**What to do**
Copy out the records in full, word for word, without pictures.

**Provided information**
========================================

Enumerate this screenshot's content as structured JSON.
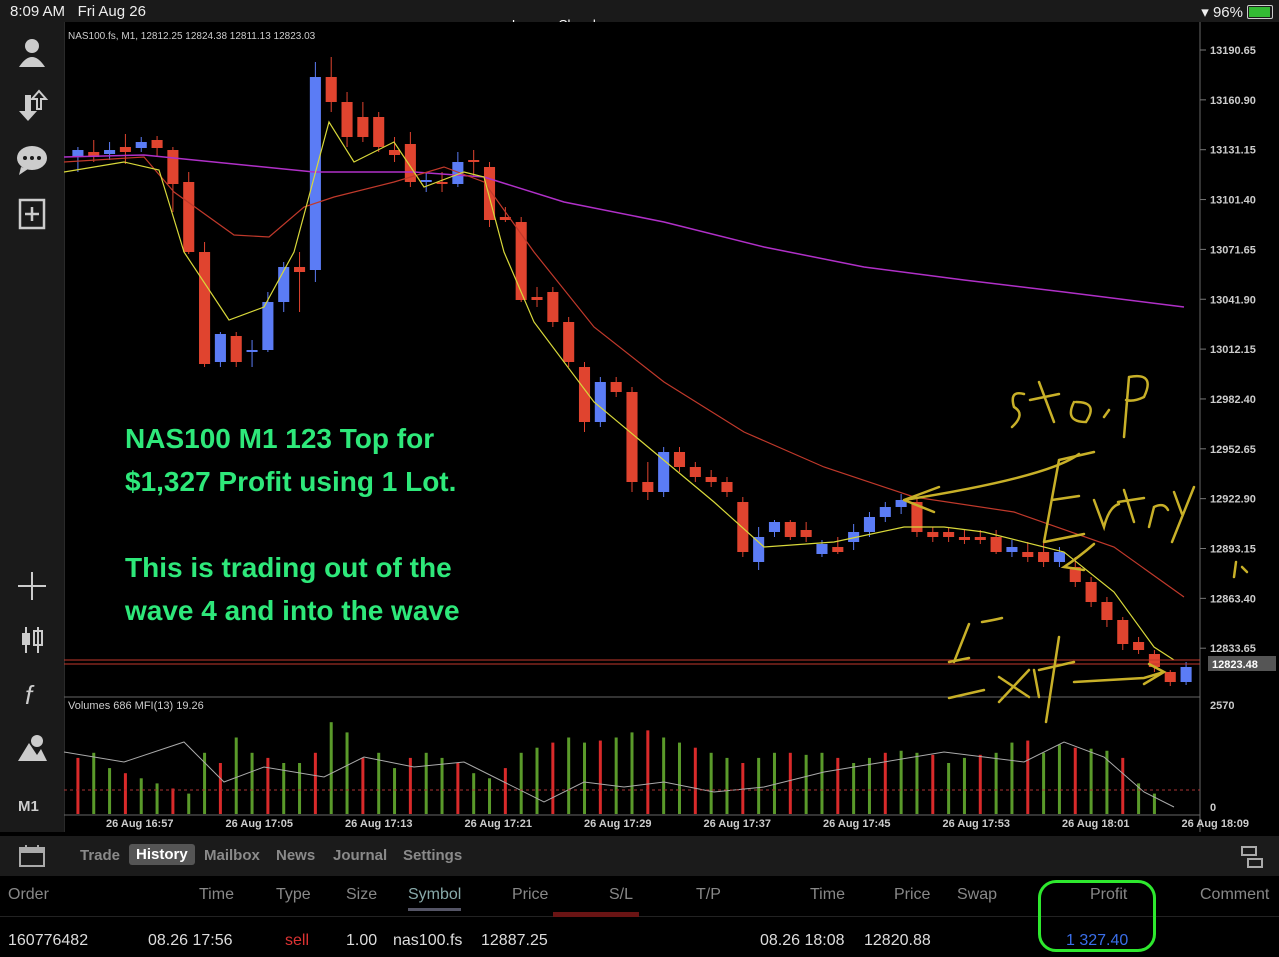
{
  "status": {
    "time": "8:09 AM",
    "date": "Fri Aug 26",
    "title": "Lennox Chambers",
    "battery": "96%",
    "battery_level": 96
  },
  "sidebar": {
    "timeframe": "M1"
  },
  "chart": {
    "info": "NAS100.fs, M1, 12812.25 12824.38 12811.13 12823.03",
    "price_labels": [
      "13190.65",
      "13160.90",
      "13131.15",
      "13101.40",
      "13071.65",
      "13041.90",
      "13012.15",
      "12982.40",
      "12952.65",
      "12922.90",
      "12893.15",
      "12863.40",
      "12833.65"
    ],
    "current_price": "12823.48",
    "volume_info": "Volumes 686 MFI(13) 19.26",
    "volume_labels": [
      "2570",
      "0"
    ],
    "time_labels": [
      "26 Aug 16:57",
      "26 Aug 17:05",
      "26 Aug 17:13",
      "26 Aug 17:21",
      "26 Aug 17:29",
      "26 Aug 17:37",
      "26 Aug 17:45",
      "26 Aug 17:53",
      "26 Aug 18:01",
      "26 Aug 18:09"
    ],
    "annotation_line1": "NAS100 M1 123 Top for",
    "annotation_line2": "$1,327 Profit using 1 Lot.",
    "annotation_line3": "This is trading out of the",
    "annotation_line4": "wave 4 and into the wave",
    "colors": {
      "bull": "#5b7cf5",
      "bear": "#e0442f",
      "ma_fast": "#d8d83a",
      "ma_mid": "#c0392b",
      "ma_slow": "#b030c8",
      "handwriting": "#c8b028",
      "vol_up": "#5a9a2a",
      "vol_down": "#d92a2a"
    }
  },
  "tabs": [
    "Trade",
    "History",
    "Mailbox",
    "News",
    "Journal",
    "Settings"
  ],
  "table": {
    "headers": [
      "Order",
      "Time",
      "Type",
      "Size",
      "Symbol",
      "Price",
      "S/L",
      "T/P",
      "Time",
      "Price",
      "Swap",
      "Profit",
      "Comment"
    ],
    "row": {
      "order": "160776482",
      "open_time": "08.26 17:56",
      "type": "sell",
      "size": "1.00",
      "symbol": "nas100.fs",
      "open_price": "12887.25",
      "close_time": "08.26 18:08",
      "close_price": "12820.88",
      "profit": "1 327.40"
    }
  }
}
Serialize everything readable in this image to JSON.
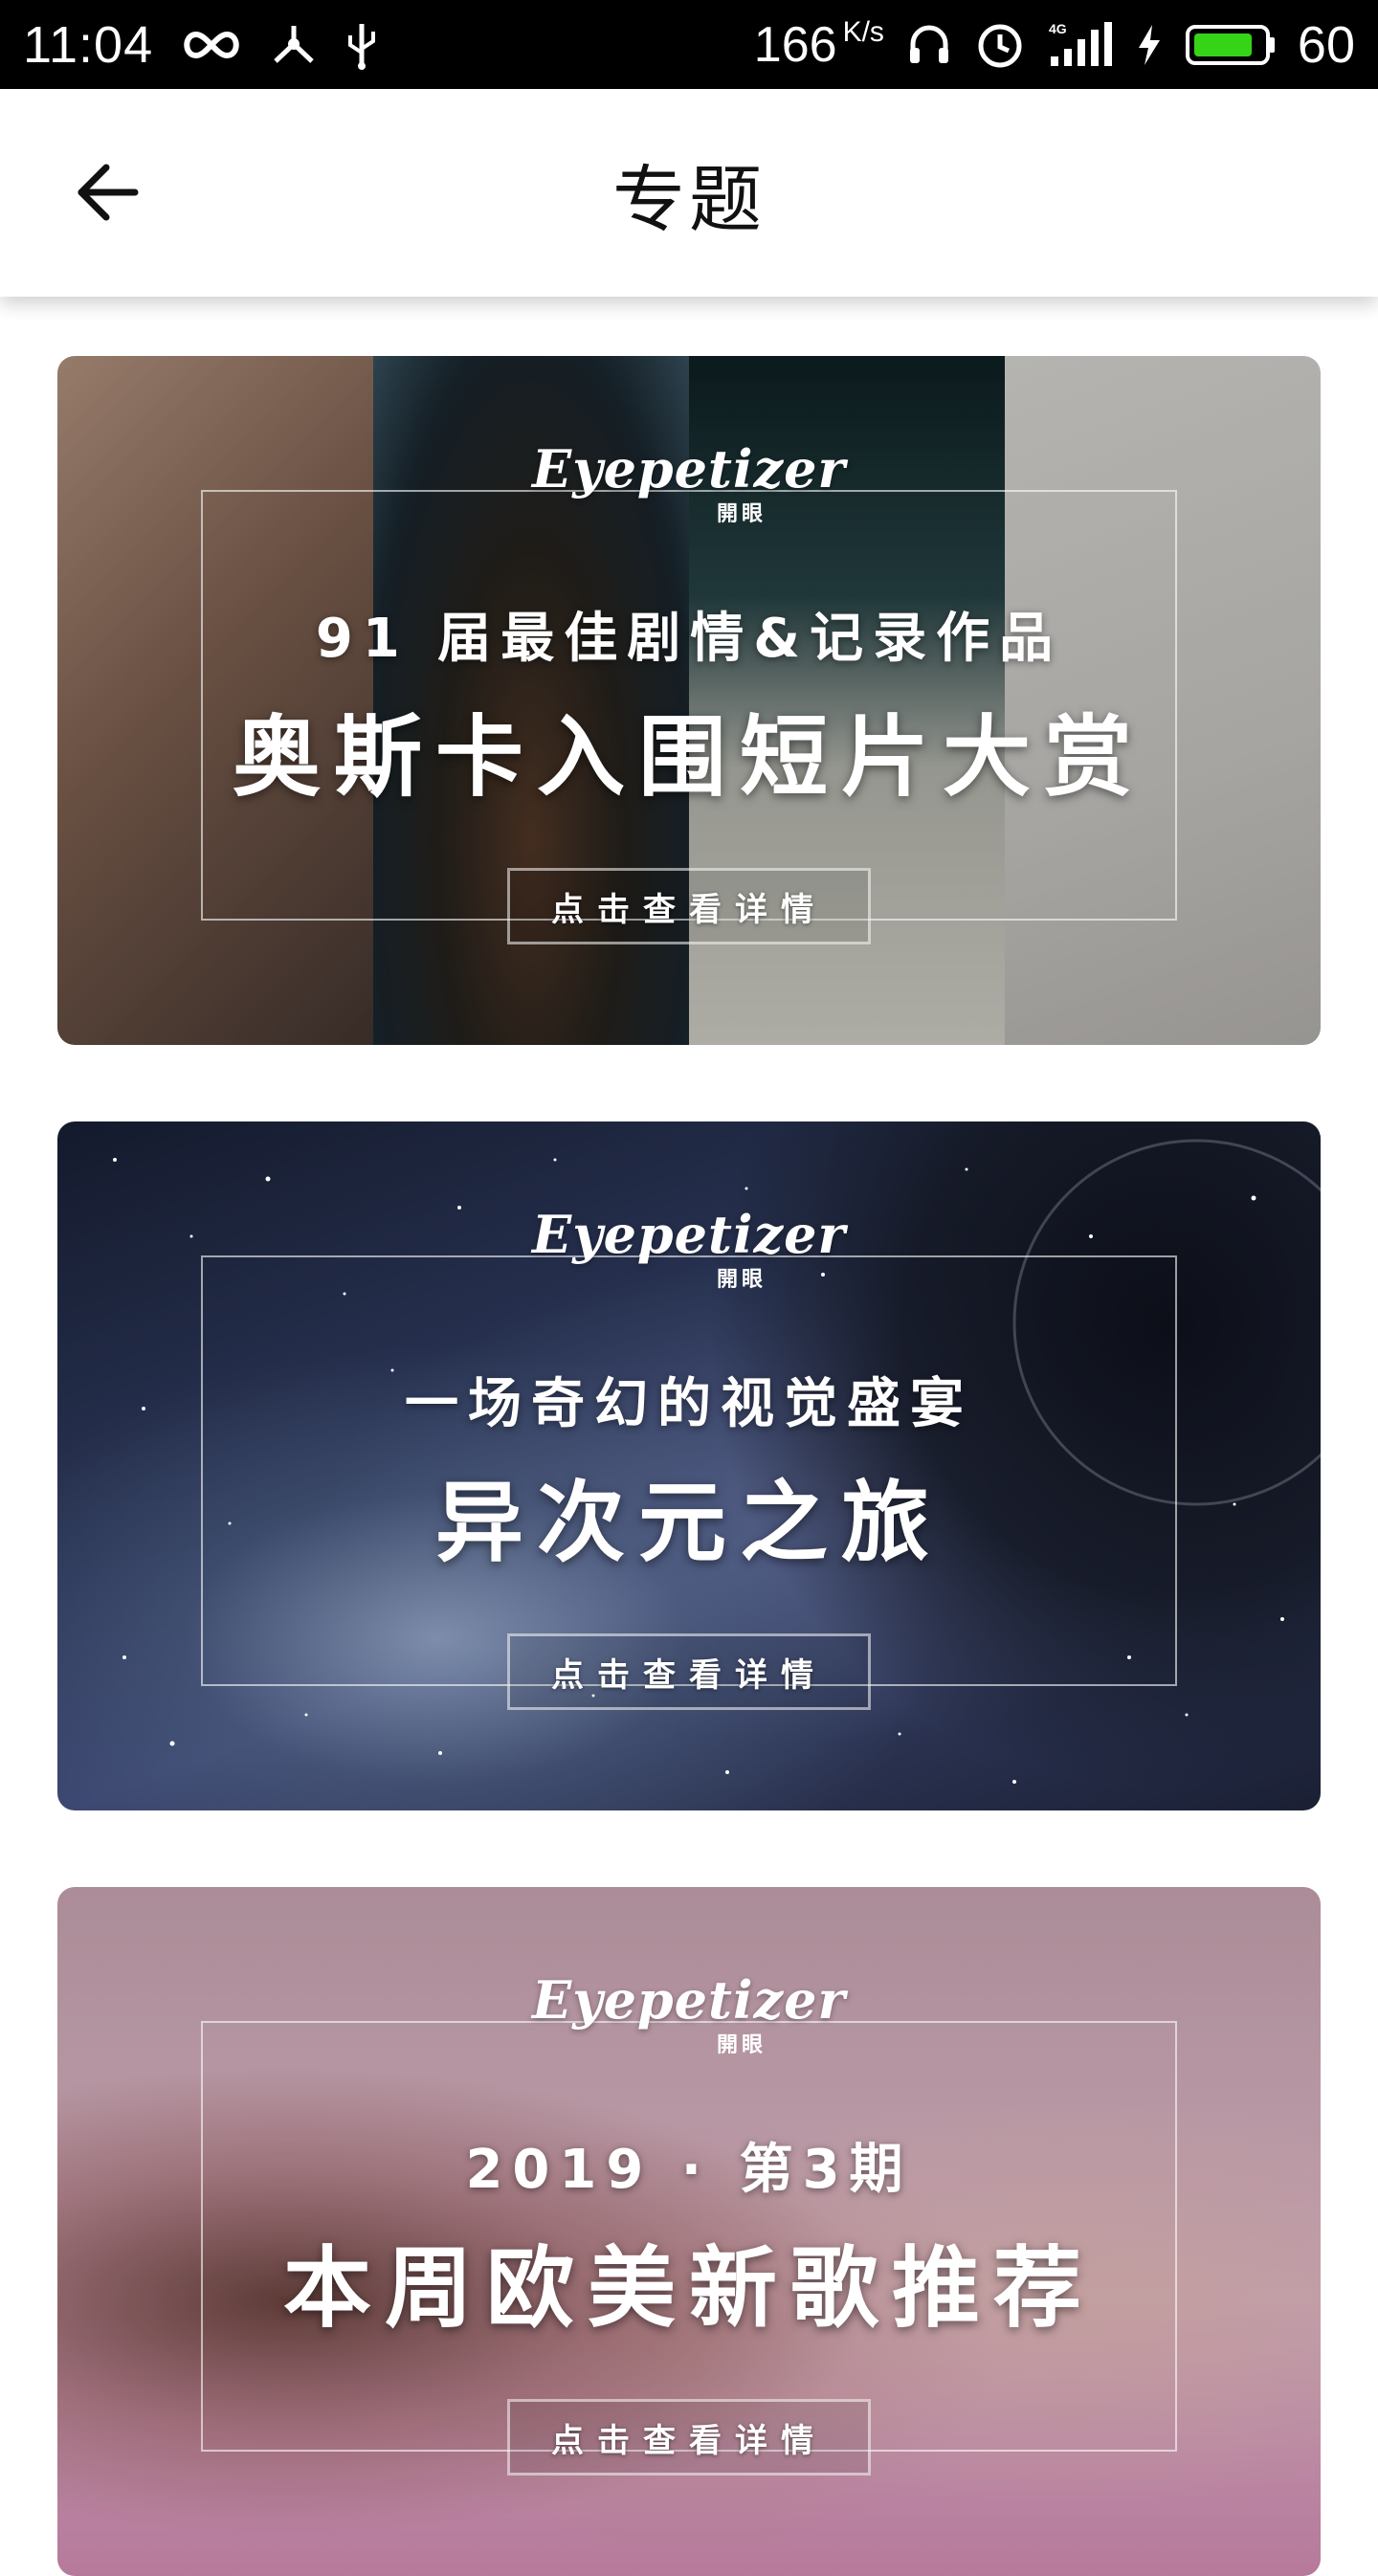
{
  "status_bar": {
    "time": "11:04",
    "net_speed": "166",
    "net_speed_unit": "K/s",
    "battery_level": "60",
    "icons": [
      "infinity-icon",
      "share-node-icon",
      "usb-icon",
      "headphones-icon",
      "alarm-icon",
      "signal-4g-icon",
      "charging-icon",
      "battery-icon"
    ]
  },
  "header": {
    "title": "专题",
    "back_icon": "arrow-left-icon"
  },
  "brand": {
    "script": "Eyepetizer",
    "sub": "開眼"
  },
  "cards": [
    {
      "subtitle": "91 届最佳剧情&记录作品",
      "title": "奥斯卡入围短片大赏",
      "button": "点击查看详情",
      "theme": "portraits"
    },
    {
      "subtitle": "一场奇幻的视觉盛宴",
      "title": "异次元之旅",
      "button": "点击查看详情",
      "theme": "space"
    },
    {
      "subtitle": "2019 · 第3期",
      "title": "本周欧美新歌推荐",
      "button": "点击查看详情",
      "theme": "pink"
    }
  ]
}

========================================

**Your solution**
Enumerate this screenshot's content as structured JSON.
{
  "status": {
    "time": "8:09 AM",
    "date": "Fri Aug 26",
    "title": "Lennox Chambers",
    "battery": "96%",
    "battery_level": 96
  },
  "sidebar": {
    "timeframe": "M1"
  },
  "chart": {
    "info": "NAS100.fs, M1, 12812.25 12824.38 12811.13 12823.03",
    "price_labels": [
      "13190.65",
      "13160.90",
      "13131.15",
      "13101.40",
      "13071.65",
      "13041.90",
      "13012.15",
      "12982.40",
      "12952.65",
      "12922.90",
      "12893.15",
      "12863.40",
      "12833.65"
    ],
    "current_price": "12823.48",
    "volume_info": "Volumes 686 MFI(13) 19.26",
    "volume_labels": [
      "2570",
      "0"
    ],
    "time_labels": [
      "26 Aug 16:57",
      "26 Aug 17:05",
      "26 Aug 17:13",
      "26 Aug 17:21",
      "26 Aug 17:29",
      "26 Aug 17:37",
      "26 Aug 17:45",
      "26 Aug 17:53",
      "26 Aug 18:01",
      "26 Aug 18:09"
    ],
    "annotation_line1": "NAS100 M1 123 Top for",
    "annotation_line2": "$1,327 Profit using 1 Lot.",
    "annotation_line3": "This is trading out of the",
    "annotation_line4": "wave 4 and into the wave",
    "colors": {
      "bull": "#5b7cf5",
      "bear": "#e0442f",
      "ma_fast": "#d8d83a",
      "ma_mid": "#c0392b",
      "ma_slow": "#b030c8",
      "handwriting": "#c8b028",
      "vol_up": "#5a9a2a",
      "vol_down": "#d92a2a"
    }
  },
  "tabs": [
    "Trade",
    "History",
    "Mailbox",
    "News",
    "Journal",
    "Settings"
  ],
  "table": {
    "headers": [
      "Order",
      "Time",
      "Type",
      "Size",
      "Symbol",
      "Price",
      "S/L",
      "T/P",
      "Time",
      "Price",
      "Swap",
      "Profit",
      "Comment"
    ],
    "row": {
      "order": "160776482",
      "open_time": "08.26 17:56",
      "type": "sell",
      "size": "1.00",
      "symbol": "nas100.fs",
      "open_price": "12887.25",
      "close_time": "08.26 18:08",
      "close_price": "12820.88",
      "profit": "1 327.40"
    }
  }
}
Serialize everything readable in this image to JSON.
{
  "status_bar": {
    "time": "11:04",
    "net_speed": "166",
    "net_speed_unit": "K/s",
    "battery_level": "60",
    "icons": [
      "infinity-icon",
      "share-node-icon",
      "usb-icon",
      "headphones-icon",
      "alarm-icon",
      "signal-4g-icon",
      "charging-icon",
      "battery-icon"
    ]
  },
  "header": {
    "title": "专题",
    "back_icon": "arrow-left-icon"
  },
  "brand": {
    "script": "Eyepetizer",
    "sub": "開眼"
  },
  "cards": [
    {
      "subtitle": "91 届最佳剧情&记录作品",
      "title": "奥斯卡入围短片大赏",
      "button": "点击查看详情",
      "theme": "portraits"
    },
    {
      "subtitle": "一场奇幻的视觉盛宴",
      "title": "异次元之旅",
      "button": "点击查看详情",
      "theme": "space"
    },
    {
      "subtitle": "2019 · 第3期",
      "title": "本周欧美新歌推荐",
      "button": "点击查看详情",
      "theme": "pink"
    }
  ]
}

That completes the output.